*** Given records ***

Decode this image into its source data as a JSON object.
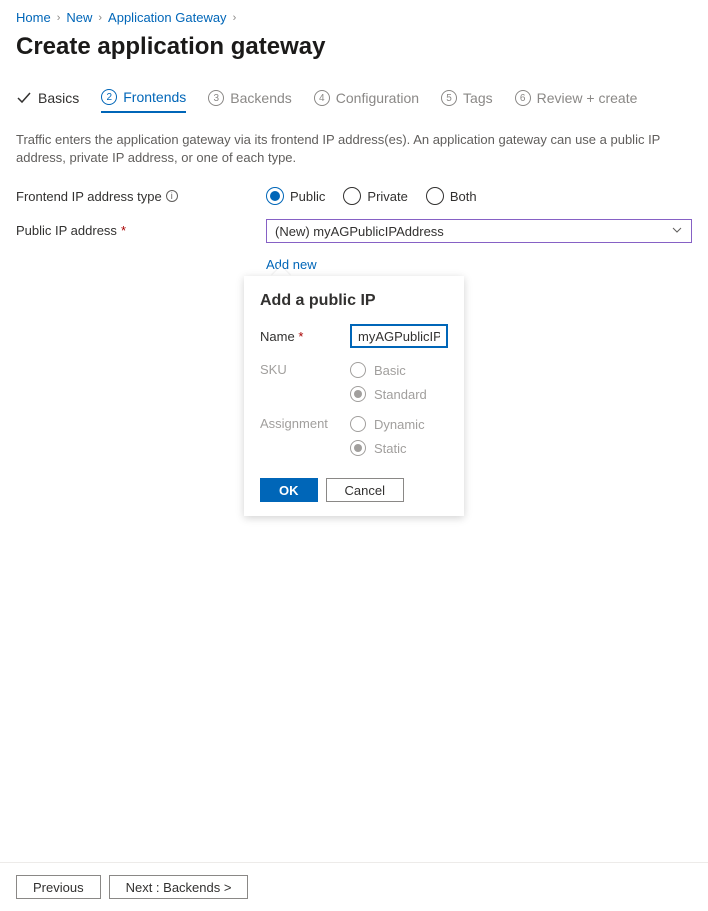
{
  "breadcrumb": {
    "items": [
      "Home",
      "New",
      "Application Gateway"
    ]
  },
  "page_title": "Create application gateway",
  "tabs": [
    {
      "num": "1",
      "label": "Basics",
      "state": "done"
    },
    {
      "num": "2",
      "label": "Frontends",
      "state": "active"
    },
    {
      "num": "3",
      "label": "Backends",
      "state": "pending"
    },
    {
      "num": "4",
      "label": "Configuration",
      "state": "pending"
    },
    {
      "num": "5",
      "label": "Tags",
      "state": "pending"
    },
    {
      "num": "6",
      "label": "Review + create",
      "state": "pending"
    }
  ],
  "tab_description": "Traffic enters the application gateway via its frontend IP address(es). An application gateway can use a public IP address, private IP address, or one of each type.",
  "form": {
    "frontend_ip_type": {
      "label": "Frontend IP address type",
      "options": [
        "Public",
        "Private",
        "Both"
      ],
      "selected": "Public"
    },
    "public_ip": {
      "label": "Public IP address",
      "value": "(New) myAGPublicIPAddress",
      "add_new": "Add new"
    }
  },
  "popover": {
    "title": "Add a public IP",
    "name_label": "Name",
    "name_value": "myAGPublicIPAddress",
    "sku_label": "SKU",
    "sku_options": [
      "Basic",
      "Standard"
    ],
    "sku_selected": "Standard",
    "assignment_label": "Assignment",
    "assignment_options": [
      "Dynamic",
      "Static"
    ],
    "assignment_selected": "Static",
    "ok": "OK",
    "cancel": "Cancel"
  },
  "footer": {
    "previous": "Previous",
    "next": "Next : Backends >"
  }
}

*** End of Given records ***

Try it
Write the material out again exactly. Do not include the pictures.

Solution for this task
Decode this image into its source data as a JSON object.
{
  "breadcrumb": {
    "items": [
      "Home",
      "New",
      "Application Gateway"
    ]
  },
  "page_title": "Create application gateway",
  "tabs": [
    {
      "num": "1",
      "label": "Basics",
      "state": "done"
    },
    {
      "num": "2",
      "label": "Frontends",
      "state": "active"
    },
    {
      "num": "3",
      "label": "Backends",
      "state": "pending"
    },
    {
      "num": "4",
      "label": "Configuration",
      "state": "pending"
    },
    {
      "num": "5",
      "label": "Tags",
      "state": "pending"
    },
    {
      "num": "6",
      "label": "Review + create",
      "state": "pending"
    }
  ],
  "tab_description": "Traffic enters the application gateway via its frontend IP address(es). An application gateway can use a public IP address, private IP address, or one of each type.",
  "form": {
    "frontend_ip_type": {
      "label": "Frontend IP address type",
      "options": [
        "Public",
        "Private",
        "Both"
      ],
      "selected": "Public"
    },
    "public_ip": {
      "label": "Public IP address",
      "value": "(New) myAGPublicIPAddress",
      "add_new": "Add new"
    }
  },
  "popover": {
    "title": "Add a public IP",
    "name_label": "Name",
    "name_value": "myAGPublicIPAddress",
    "sku_label": "SKU",
    "sku_options": [
      "Basic",
      "Standard"
    ],
    "sku_selected": "Standard",
    "assignment_label": "Assignment",
    "assignment_options": [
      "Dynamic",
      "Static"
    ],
    "assignment_selected": "Static",
    "ok": "OK",
    "cancel": "Cancel"
  },
  "footer": {
    "previous": "Previous",
    "next": "Next : Backends >"
  }
}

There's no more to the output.